Agriculture and corona
WORLD: Would that also mean that there will be fewer animal transports in the future?
Wojciechowski: Naturally. Animal transport is inhumane and we have to reduce it. Developing strong local markets can help.
WORLD: Apart from such long-term changes, what can the EU do in the short term?
Wojciechowski: We do a lot to help farmers. The EU Commission has allowed the member states to support agricultural businesses in the crisis with up to 100,000 euros, normally only aid of up to 20,000 euros is possible. The EU Commission continues to advocate competition in Europe, but this is a special emergency. Farmers can also spend more time applying for EU funds.
We also have 100 billion euros in the rural development fund that have not yet been used. We are open to the member countries changing their applications for these funds so that they can use the money for farmers affected by the crisis.
WORLD: The upcoming EU long-term budget is to be used to cushion the economic consequences of the corona epidemic. This would imply that less money will be available to farmers in the next seven years than planned.

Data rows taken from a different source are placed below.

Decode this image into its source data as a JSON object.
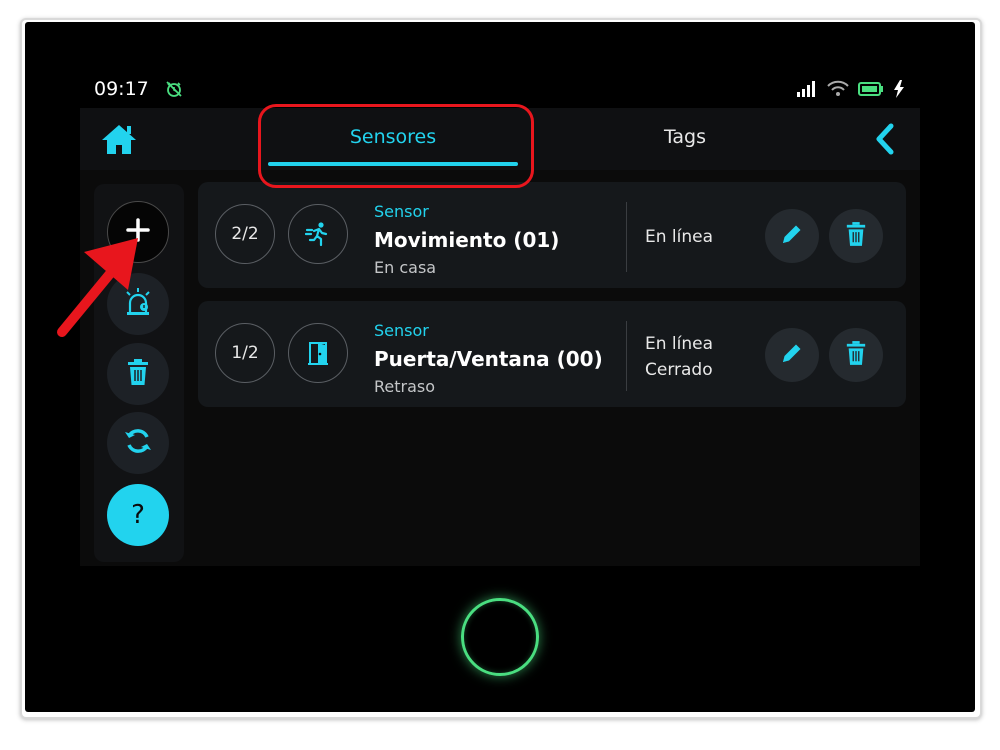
{
  "status_bar": {
    "time": "09:17",
    "icons": [
      "alarm-off-icon",
      "signal-icon",
      "wifi-icon",
      "battery-icon",
      "charging-icon"
    ]
  },
  "header": {
    "home_icon": "home-icon",
    "tabs": [
      {
        "label": "Sensores",
        "active": true
      },
      {
        "label": "Tags",
        "active": false
      }
    ],
    "back_icon": "chevron-left-icon"
  },
  "sidebar": {
    "buttons": [
      {
        "icon": "plus-icon"
      },
      {
        "icon": "siren-icon"
      },
      {
        "icon": "trash-icon"
      },
      {
        "icon": "refresh-icon"
      },
      {
        "label": "?",
        "icon": "help-icon"
      }
    ]
  },
  "sensors": [
    {
      "count": "2/2",
      "icon": "running-person-icon",
      "type": "Sensor",
      "name": "Movimiento (01)",
      "mode": "En casa",
      "status": [
        "En línea"
      ]
    },
    {
      "count": "1/2",
      "icon": "door-icon",
      "type": "Sensor",
      "name": "Puerta/Ventana (00)",
      "mode": "Retraso",
      "status": [
        "En línea",
        "Cerrado"
      ]
    }
  ],
  "colors": {
    "accent": "#22d3ee",
    "annotation": "#e8161d",
    "home_ring": "#4ade80",
    "battery": "#4ade80"
  }
}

Wojciechowski: I hope that the current crisis will ensure that the Member States agree more quickly on the medium-term financial framework. We don’t have time for long discussions now. In view of the Corona crisis, the EU Commission may change its budget proposal.
The new proposal should provide more money for agriculture than the current proposal. Agriculture needs a lot of money, not only to overcome the crisis, but also to reduce CO2nd– reduce emissions. One thing has become clear in this crisis: the EU must secure food supplies. Not only now, but also for future generations. And that has to be worth something to the Europeans.

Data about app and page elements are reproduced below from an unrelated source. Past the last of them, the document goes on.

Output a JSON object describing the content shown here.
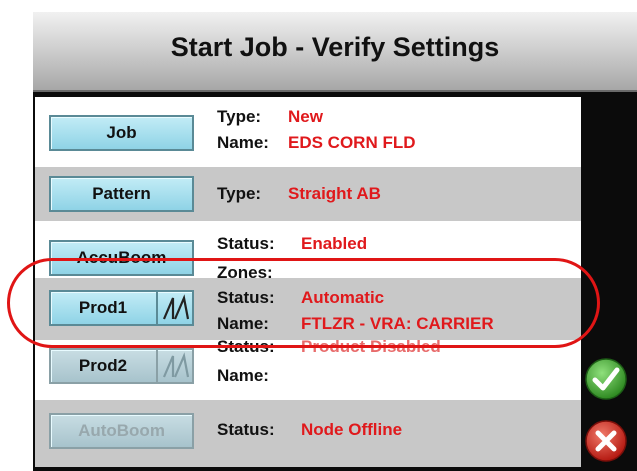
{
  "screen": {
    "title": "Start Job - Verify Settings"
  },
  "rows": [
    {
      "button": "Job",
      "lines": [
        {
          "label": "Type:",
          "value": "New"
        },
        {
          "label": "Name:",
          "value": "EDS CORN FLD"
        }
      ]
    },
    {
      "button": "Pattern",
      "lines": [
        {
          "label": "Type:",
          "value": "Straight AB"
        }
      ]
    },
    {
      "button": "AccuBoom",
      "lines": [
        {
          "label": "Status:",
          "value": "Enabled"
        },
        {
          "label": "Zones:",
          "value": ""
        }
      ]
    },
    {
      "button": "Prod1",
      "icon": "product-rate-icon",
      "lines": [
        {
          "label": "Status:",
          "value": "Automatic"
        },
        {
          "label": "Name:",
          "value": "FTLZR - VRA: CARRIER"
        }
      ]
    },
    {
      "button": "Prod2",
      "icon": "product-rate-icon",
      "lines": [
        {
          "label": "Status:",
          "value": "Product Disabled"
        },
        {
          "label": "Name:",
          "value": ""
        }
      ]
    },
    {
      "button": "AutoBoom",
      "lines": [
        {
          "label": "Status:",
          "value": "Node Offline"
        }
      ]
    }
  ],
  "actions": {
    "accept_icon": "checkmark-icon",
    "cancel_icon": "close-icon"
  },
  "colors": {
    "value_text": "#e0191c",
    "button_fill": "#8fd3e6",
    "highlight_oval": "#e01515"
  }
}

A 15-year-old boy was stabbed to death in Celle, Lower Saxony. The attack came from nowhere, the perpetrator was caught.
Apparently suddenly and without reason in Lower Saxony Celle a 15-year-old was stabbed to death by a 29-year-old on the open road. The teenager and bicycle were in the city center on Tuesday evening when he was attacked by the perpetrator, the police and prosecutors in Celle and Luneburg on Wednesday with. The victim comes from the Iraq. The suspect is therefore a German citizen.
According to the investigators, the alleged perpetrator had been in a doorway before the attack, according to witnesses. He then “suddenly and suddenly and presumably also for no reason” stabbed the 15-year-old living in Celle with a “stitching tool”, it was said. The youngster was seriously injured and went to a hospital, where he died a short time later.
Eyewitnesses detained the 29-year-old and handed him over to the arriving police officers. The suspect appeared “confused” when he was arrested, police and prosecutors reported. His motivational situation is unclear, so far there are no concrete indications. The man had not said anything yet.